EPISODES’ MVP: Harrison Wells of Earth-19. It seems we’re stuck with Wells-19 for the foreseeable future, but a Flash without Tom Cavanagh is a Flash I’d probably end up skipping.

© 2017 The CW Network. All rights reserved.


– Before you start snickering, “Bartholomew” is indeed Barry’s full name. And it just so happens to be the name of Barry’s son, also known as Bart Allen, also also known as Impulse, and then Kid Flash, and yes, finally, The Flash.

– I wish I lived in The Flash reality, where anybody can decorate entire homes and museums, the floors are always clean somehow, and everybody has money for cute clothes and a steady stream of coffee, even though they obviously don’t have paying jobs. (Save for Barry, Iris, and Det. Joe, of course.
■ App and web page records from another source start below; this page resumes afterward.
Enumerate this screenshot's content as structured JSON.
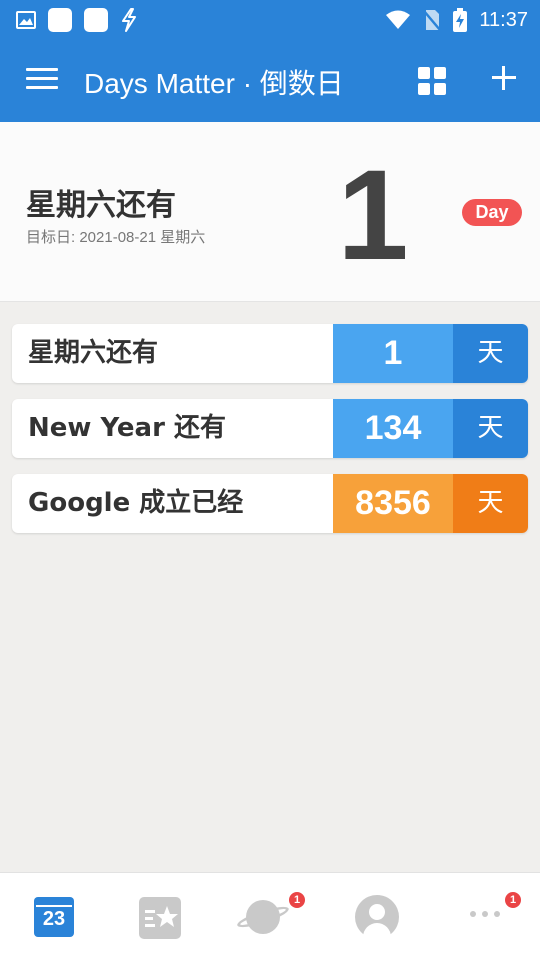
{
  "status_bar": {
    "time": "11:37",
    "icons": [
      "image-icon",
      "app-square-icon",
      "app-square-icon",
      "lightning-icon",
      "wifi-icon",
      "no-sim-icon",
      "battery-charging-icon"
    ]
  },
  "app_bar": {
    "title": "Days Matter · 倒数日",
    "icons": [
      "menu-icon",
      "grid-view-icon",
      "add-icon"
    ]
  },
  "hero": {
    "title": "星期六还有",
    "subtitle": "目标日: 2021-08-21 星期六",
    "count": "1",
    "badge": "Day"
  },
  "events": [
    {
      "title": "星期六还有",
      "count": "1",
      "unit": "天",
      "color": "#4aa5f0",
      "unit_color": "#2a83d8"
    },
    {
      "title": "New Year 还有",
      "count": "134",
      "unit": "天",
      "color": "#4aa5f0",
      "unit_color": "#2a83d8"
    },
    {
      "title": "Google 成立已经",
      "count": "8356",
      "unit": "天",
      "color": "#f7a13a",
      "unit_color": "#f07d17"
    }
  ],
  "bottom_nav": {
    "calendar_label": "23",
    "planet_badge": "1",
    "more_badge": "1"
  },
  "colors": {
    "primary": "#2a83d8",
    "badge_red": "#f25454",
    "inactive": "#c9c9c9"
  }
}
They’re workin’ folk.)

– If Greg Grunberg’s gonna be a recurring character on The Flash, somebody better start justifying his existence, and fast.

– The Electric Gang is indeed a part of Flash lore: they zapped their first Scarlet Speedster in The Flash #242, back in 1976. Deep cut.

– I dunno how comfortable I am in knowing that Wells-19 is a Nebula award winner, though somehow I’m not all that surprised.

– Iris’ attitude towards totality seems a bit flip: “I don’t ‘die’ for another four months.” *SHRUG*

– We discover the date of Iris’ date with destiny: May 23, 2017, which is probably when Season Three comes to an end this year. Meta.

– Future headlines to look forward to: “Killer Frost still at large”, “STAR Labs museum closes”, and my personal favorite, “City still recovering following gorilla attack”

– Miss Teschmacher (Andrea Brooks) and Earth-38 get squeezed into The Flash via a quickie Supergirl cameo during Vibe and Gypsy’s little multiversal roll in the hay.

– Speaking of Cisco and Gypsy’s brief tour of the multiverse, what was that volcanic Earth where they shared a little straddle action? Was it a future Earth, post-Darkseid? Speculate away in the comments section below. See you in two weeks, Flash Fans!

6.5 out of 10

Next: “Untouchable”, soon.

Before: “The Present”, here.